Ogando walked in a run with the bases loaded during a 30-pitch eighth inning.

Video: CLE@NYY: Judge plates Andujar with a walk to get lead

"The options are limited," Francona said of his fatigued bullpen. "It's a little frustrating, but the idea was to actually let Ogando pitch for a while. I just felt like with that leadoff double, and the way our guys [fought back], the effort they'd given, I thought bringing in Cody gave us the best chance to keep that game going. And I thought Cody made some really good pitches."

Lindor's blunder: Following a leadoff single by Walker in the fourth inning, Andujar sent a chopper to Lindor, who was shaded in the hole closer to third. The ball eluded Lindor's grasp for a costly error, rather than leading to at least an out (and possibly two). That created a quick jam for Tomlin, who then allowed Torres' three-run homer for the first runs of the game.

"I think it would've been a tough play," said Tomlin, asked if Lindor had a shot at starting a double play. "That fourth inning kind of got away from me a little bit. I couldn't make the pitches to get out of it, to keep the crooked number off."

Video: CLE@NYY: Andujar reaches on an error by Lindor

Chapman vs. the Tribe: The Indians are plenty familiar with Yankees closer Aroldis Chapman -- famously for his battles vs. the club in the 2016 World Series while with the Cubs. In the ninth, Chapman fired a pair of wild pitches that helped the Tribe scratch across a run. Yan Gomes led off with a single, Zimmer was later hit by a pitch with one out and Chapman helped Gomes advance 180 feet with the two errant pitches to pull the game into a 6-6 tie.

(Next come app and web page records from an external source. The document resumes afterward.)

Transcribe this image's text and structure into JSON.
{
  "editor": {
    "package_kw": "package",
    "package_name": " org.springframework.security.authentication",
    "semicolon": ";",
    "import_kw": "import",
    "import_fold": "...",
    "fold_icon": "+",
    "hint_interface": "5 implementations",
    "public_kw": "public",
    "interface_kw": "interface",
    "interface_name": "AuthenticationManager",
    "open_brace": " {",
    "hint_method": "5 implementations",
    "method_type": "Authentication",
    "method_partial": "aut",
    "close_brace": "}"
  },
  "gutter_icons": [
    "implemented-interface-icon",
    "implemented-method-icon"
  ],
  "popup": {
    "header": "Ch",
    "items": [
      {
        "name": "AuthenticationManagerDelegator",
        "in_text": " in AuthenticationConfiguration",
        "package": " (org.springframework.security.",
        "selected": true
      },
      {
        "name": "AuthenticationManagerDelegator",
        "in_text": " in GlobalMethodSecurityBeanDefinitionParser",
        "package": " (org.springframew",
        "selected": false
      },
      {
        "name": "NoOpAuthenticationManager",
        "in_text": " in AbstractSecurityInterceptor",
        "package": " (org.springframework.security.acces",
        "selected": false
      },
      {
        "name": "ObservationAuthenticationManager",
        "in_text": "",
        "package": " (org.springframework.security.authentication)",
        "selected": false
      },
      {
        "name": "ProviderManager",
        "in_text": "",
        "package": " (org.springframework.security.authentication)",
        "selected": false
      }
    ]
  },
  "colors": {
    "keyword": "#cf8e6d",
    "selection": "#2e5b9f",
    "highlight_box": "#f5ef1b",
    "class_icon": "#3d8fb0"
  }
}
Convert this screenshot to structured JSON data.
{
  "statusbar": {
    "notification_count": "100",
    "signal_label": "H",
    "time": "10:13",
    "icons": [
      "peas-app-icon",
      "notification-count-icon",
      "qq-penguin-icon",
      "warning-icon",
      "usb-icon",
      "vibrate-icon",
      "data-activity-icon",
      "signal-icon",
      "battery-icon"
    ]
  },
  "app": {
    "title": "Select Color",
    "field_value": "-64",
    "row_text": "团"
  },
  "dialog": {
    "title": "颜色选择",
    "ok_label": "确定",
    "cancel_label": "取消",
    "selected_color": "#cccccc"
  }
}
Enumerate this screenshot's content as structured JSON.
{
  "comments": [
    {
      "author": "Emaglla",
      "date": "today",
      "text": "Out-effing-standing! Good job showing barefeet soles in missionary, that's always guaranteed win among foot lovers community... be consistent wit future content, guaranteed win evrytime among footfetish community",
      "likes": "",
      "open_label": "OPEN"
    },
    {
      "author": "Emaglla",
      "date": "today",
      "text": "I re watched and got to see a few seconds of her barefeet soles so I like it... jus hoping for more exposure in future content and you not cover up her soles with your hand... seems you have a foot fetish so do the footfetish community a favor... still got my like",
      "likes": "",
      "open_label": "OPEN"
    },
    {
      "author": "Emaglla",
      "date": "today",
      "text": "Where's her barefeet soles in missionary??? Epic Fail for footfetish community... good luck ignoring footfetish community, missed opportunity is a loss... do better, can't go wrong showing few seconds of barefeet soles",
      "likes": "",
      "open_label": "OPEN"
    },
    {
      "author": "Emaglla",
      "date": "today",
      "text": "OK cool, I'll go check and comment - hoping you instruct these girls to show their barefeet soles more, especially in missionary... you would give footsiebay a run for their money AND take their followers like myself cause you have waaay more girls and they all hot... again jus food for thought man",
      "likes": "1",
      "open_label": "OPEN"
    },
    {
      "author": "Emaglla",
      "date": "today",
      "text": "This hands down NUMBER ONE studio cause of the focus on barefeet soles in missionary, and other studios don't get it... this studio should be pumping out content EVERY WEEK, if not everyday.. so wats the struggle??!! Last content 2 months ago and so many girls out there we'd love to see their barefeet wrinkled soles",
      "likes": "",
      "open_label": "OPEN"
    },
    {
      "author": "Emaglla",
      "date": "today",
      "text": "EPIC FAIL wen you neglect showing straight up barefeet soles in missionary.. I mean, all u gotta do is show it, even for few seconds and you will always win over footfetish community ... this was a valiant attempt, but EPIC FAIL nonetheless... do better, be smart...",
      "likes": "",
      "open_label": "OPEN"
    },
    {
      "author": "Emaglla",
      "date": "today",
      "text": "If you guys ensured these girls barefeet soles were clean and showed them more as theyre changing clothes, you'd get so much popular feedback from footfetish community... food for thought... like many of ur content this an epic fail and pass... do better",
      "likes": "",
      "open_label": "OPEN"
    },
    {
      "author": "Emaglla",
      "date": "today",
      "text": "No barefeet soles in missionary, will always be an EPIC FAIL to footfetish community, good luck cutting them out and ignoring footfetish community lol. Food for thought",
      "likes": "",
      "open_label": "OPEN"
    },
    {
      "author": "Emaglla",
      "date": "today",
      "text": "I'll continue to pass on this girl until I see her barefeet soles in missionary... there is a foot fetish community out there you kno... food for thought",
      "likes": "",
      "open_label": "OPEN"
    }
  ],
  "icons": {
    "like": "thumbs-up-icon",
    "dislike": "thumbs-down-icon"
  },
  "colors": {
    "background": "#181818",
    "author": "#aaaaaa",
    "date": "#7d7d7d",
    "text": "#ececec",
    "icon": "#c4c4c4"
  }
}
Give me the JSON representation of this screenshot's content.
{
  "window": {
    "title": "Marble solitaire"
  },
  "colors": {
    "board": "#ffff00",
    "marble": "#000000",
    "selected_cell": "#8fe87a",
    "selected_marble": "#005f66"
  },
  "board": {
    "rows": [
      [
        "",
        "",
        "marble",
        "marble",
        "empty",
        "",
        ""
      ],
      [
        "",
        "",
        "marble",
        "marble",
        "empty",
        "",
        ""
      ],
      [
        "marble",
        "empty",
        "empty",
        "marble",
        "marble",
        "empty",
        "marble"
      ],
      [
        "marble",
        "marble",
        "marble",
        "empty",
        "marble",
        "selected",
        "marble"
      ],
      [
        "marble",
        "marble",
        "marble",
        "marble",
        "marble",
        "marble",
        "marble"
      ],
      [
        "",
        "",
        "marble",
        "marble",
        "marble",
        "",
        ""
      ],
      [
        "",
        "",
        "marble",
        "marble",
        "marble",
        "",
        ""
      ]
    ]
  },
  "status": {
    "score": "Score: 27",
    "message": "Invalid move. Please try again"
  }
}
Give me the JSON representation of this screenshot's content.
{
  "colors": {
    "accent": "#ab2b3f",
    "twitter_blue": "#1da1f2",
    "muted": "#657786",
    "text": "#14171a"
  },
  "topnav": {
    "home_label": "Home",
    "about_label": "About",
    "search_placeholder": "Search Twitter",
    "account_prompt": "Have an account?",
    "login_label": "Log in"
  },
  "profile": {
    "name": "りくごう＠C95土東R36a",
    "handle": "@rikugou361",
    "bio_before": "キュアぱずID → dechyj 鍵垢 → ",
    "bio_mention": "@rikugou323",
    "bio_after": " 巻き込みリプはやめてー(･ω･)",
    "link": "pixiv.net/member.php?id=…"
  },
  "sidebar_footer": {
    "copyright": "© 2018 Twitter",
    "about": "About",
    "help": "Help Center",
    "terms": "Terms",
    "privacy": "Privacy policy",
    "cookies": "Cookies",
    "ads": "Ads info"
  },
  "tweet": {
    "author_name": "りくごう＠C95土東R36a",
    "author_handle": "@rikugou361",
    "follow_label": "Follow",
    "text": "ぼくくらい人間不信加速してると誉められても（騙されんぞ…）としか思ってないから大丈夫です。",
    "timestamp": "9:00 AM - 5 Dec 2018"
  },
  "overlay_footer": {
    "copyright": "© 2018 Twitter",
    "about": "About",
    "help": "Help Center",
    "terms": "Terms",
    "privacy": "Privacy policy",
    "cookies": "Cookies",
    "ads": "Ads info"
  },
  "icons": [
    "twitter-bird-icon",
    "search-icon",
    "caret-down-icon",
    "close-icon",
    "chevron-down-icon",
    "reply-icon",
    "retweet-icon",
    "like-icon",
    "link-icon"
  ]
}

Video: CLE@NYY: Gomes scores on wild pitch to tie the game

In the first inning, Indians left fielder Rajai Davis made a slick sliding catch to rob Yankees outfielder Brett Gardner of a leadoff hit. Gardner sliced a low liner over left, where Davis covered 32 feet in 2.9 seconds to make the grab. Per Statcast™, the play had a 42 percent catch probability, making Davis' gem a 4-star play.

Video: CLE@NYY: Davis makes a nice sliding catch

After delivering a one-out double in the fourth inning, Ramirez bolted for third base and tested Sanchez's arm with slugger Edwin Encarnacion up to bat. Sanchez made a pinpoint throw to third, where Andujar swiftly applied a tag on Ramirez's left forearm as he slid in headfirst. Ramirez was called out and it was determined the call would stand following a replay review initiated by an Indians challenge.

Video: CLE@NYY: Sanchez nails Ramirez stealing, call stands

Following a flyout to end the eighth inning, Indians first baseman Yonder Alonso argued with home-plate umpire Tim Timmons about some of the ball and strike calls during his at-bat. Timmons ejected Alonso, who was replaced at first by utility man Erik Gonzalez.

"That's not me," Alonso said apologetically. "I hurt the team right there, especially defensively. I'm going to go talk to the umpires tomorrow, because that's not me."

Righty Trevor Bauer (2-2, 2.45 ERA) will take the mound at Yankee Stadium opposite Sonny Gray (1-2, 6.67 ERA) in a 1:05 p.m. ET tilt on Saturday against the Yankees. It marks Bauer's first start in the Bronx since Game 4 of the 2017 AL Division Series. Last year in the regular season, Bauer held the Yankees to two runs over 13 innings in a pair of outings.

Jordan Bastian has covered the Indians for since 2011, and previously covered the Blue Jays from 2006-10. Read his blog, Major League Bastian, follow him on Twitter @MLBastian and Facebook.

Cleveland Indians, Josh Tomlin